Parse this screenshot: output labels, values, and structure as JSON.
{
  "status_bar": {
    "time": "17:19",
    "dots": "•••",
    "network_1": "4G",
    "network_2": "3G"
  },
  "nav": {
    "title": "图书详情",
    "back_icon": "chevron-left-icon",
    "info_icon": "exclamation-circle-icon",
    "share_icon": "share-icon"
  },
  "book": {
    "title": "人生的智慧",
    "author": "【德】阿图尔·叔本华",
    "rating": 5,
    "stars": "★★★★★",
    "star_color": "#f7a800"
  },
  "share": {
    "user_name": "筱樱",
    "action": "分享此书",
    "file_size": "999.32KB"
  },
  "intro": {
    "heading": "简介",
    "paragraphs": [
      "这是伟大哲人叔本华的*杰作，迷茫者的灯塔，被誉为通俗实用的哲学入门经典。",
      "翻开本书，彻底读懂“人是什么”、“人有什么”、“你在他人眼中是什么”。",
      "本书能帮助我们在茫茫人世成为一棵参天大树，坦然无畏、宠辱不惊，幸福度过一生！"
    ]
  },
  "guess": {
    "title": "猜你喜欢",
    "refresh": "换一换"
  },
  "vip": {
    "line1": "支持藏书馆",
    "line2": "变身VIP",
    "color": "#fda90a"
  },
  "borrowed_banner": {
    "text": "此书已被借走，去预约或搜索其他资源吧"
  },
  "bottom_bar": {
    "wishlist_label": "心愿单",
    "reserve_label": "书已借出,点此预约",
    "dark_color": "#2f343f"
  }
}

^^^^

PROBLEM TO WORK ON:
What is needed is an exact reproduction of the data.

EXERCISE SOLUTION:
Parse this screenshot: output labels, values, and structure as JSON.
{
  "status_bar": {
    "time": "17:19",
    "dots": "•••",
    "network_1": "4G",
    "network_2": "3G"
  },
  "nav": {
    "title": "图书详情",
    "back_icon": "chevron-left-icon",
    "info_icon": "exclamation-circle-icon",
    "share_icon": "share-icon"
  },
  "book": {
    "title": "人生的智慧",
    "author": "【德】阿图尔·叔本华",
    "rating": 5,
    "stars": "★★★★★",
    "star_color": "#f7a800"
  },
  "share": {
    "user_name": "筱樱",
    "action": "分享此书",
    "file_size": "999.32KB"
  },
  "intro": {
    "heading": "简介",
    "paragraphs": [
      "这是伟大哲人叔本华的*杰作，迷茫者的灯塔，被誉为通俗实用的哲学入门经典。",
      "翻开本书，彻底读懂“人是什么”、“人有什么”、“你在他人眼中是什么”。",
      "本书能帮助我们在茫茫人世成为一棵参天大树，坦然无畏、宠辱不惊，幸福度过一生！"
    ]
  },
  "guess": {
    "title": "猜你喜欢",
    "refresh": "换一换"
  },
  "vip": {
    "line1": "支持藏书馆",
    "line2": "变身VIP",
    "color": "#fda90a"
  },
  "borrowed_banner": {
    "text": "此书已被借走，去预约或搜索其他资源吧"
  },
  "bottom_bar": {
    "wishlist_label": "心愿单",
    "reserve_label": "书已借出,点此预约",
    "dark_color": "#2f343f"
  }
}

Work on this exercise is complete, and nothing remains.